As many colleges move online, I realize I have a somewhat-unique experience: I shameless ripped off the pedagogy from my small liberal arts professors and have spent the last decade+ applying it at distributed tech companies. I've facilitated video conversations with anywhere from three to fifty participants, both in the course of my work, as part of reading groups for specific texts, on social science topics like "gender and racial bias in tech" and as part of consciousness raising groups to help foment cultural change.
You all have the advantage that the students have already been interacting with one another and with you; that pre-existing trust makes it much easier. And you are all going to be doing this for the first time, so you can figure it out together. The best advice I can give is saving five minutes at the end to talk about how you all feel the discussion just went, and if it isn't working in the middle of the class, just stop and have a conversation about what isn't working.
The greatest challenge moving to video is that it is easier for people to check out from behind a screen and not have it be obvious. The advantage is that if they do, it isn't as disruptive. I always treat any video meeting as opt-in, and then work to make it easy for people to do that opting.
- Switch to Speaker View: when someone starts speaking their video will pop up, similar to you glancing at someone who takes a breath
- Have the other videos in gallery view, so you keep an I on if people are engaged
- For up to 10 people I don't bother with raised hands. For more than that some video tools have a built-in mechanisms: for the rest you can use chat.
- Have one person, ideally not a participant, take collaborative notes so everyone else can pay attention. If they are in the same room as you (ideal) they can also manage the queue of people who want to speak on a piece of paper so you can glance down and know who is next.
- Encourage people to take paper notes, so their screens can just be the video. Similar, have them use an e-reader/tablet or print out any readings. The other advantage of this is that you will be able to see when they glance down.
- Have a way for people to submit things they'd like on the agenda before the call starts: that gives you more time to plan. I typically use Slack for this, but wherever this group of people is chatting works.
- Establish your facilitation plan up-front and communicate it, even if it is the same as last week. Remember, we've just taken out all the turn-taking mechanisms people are used to using for in-person discussions, so replacing them with something explicit helps.

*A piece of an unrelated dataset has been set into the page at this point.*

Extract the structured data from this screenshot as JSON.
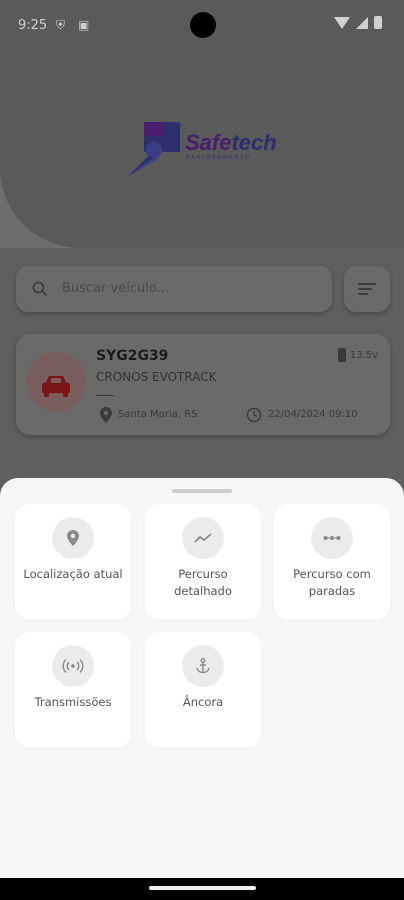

- Cover the goal of the specific discussion as well, and frame any expectations ("if you haven't read X you are welcome to observe but not participate" is a common one for our architectural reviews, for example.)
- Since you can't go "around the room", for smaller groups where you want to go round-robin, write down the list of names of participants on the line so you can call in them confidently. I like using the same list to keep track of people's contributions later.
- Plan the emotional arc of the conversation: this is the key to keeping people engaged.
- As much as possible, prompt for specific kinds of comments, rather than using open-ended questions. The tendency for confident voices is amplified, and being more specific draws out people who aren't confident responding to general prompts.
- People aren't getting the usual signals to stop talking, so don't be shy about interrupting. I like interrupting with clarifying questions: it draws people into the conversation, rather than driving them out, without letting them run away with the time. Facilitation has to be pretty active to be effective.
- Provide positive feedback on the process of how people are participating, as well as the comments themselves
- Use the best camera you can find, and try to ensure your internet connection is high-bandwidth
- Use a microphone (I like https://www.amazon.com/Blue-Snowball-Condenser-Microphone-Cardioid/dp/B014PYGTUQ) or you phone headset if your computer's built-in microphone isn't great
- Having someone share notes makes the information more accessible, because it is harder to take notes in the video format with a computer in front of you
- If you have students with hearing loss, CART services can often integrate with video meetings
- Using techniques like going around the room can help people who are thrown off by the loss of implicit turn-taking
- If your students' equipment isn't as good, don't be shy about repeating questions
Beyond all of that, know that it isn't as different as it feels at first and it is absolutely possible.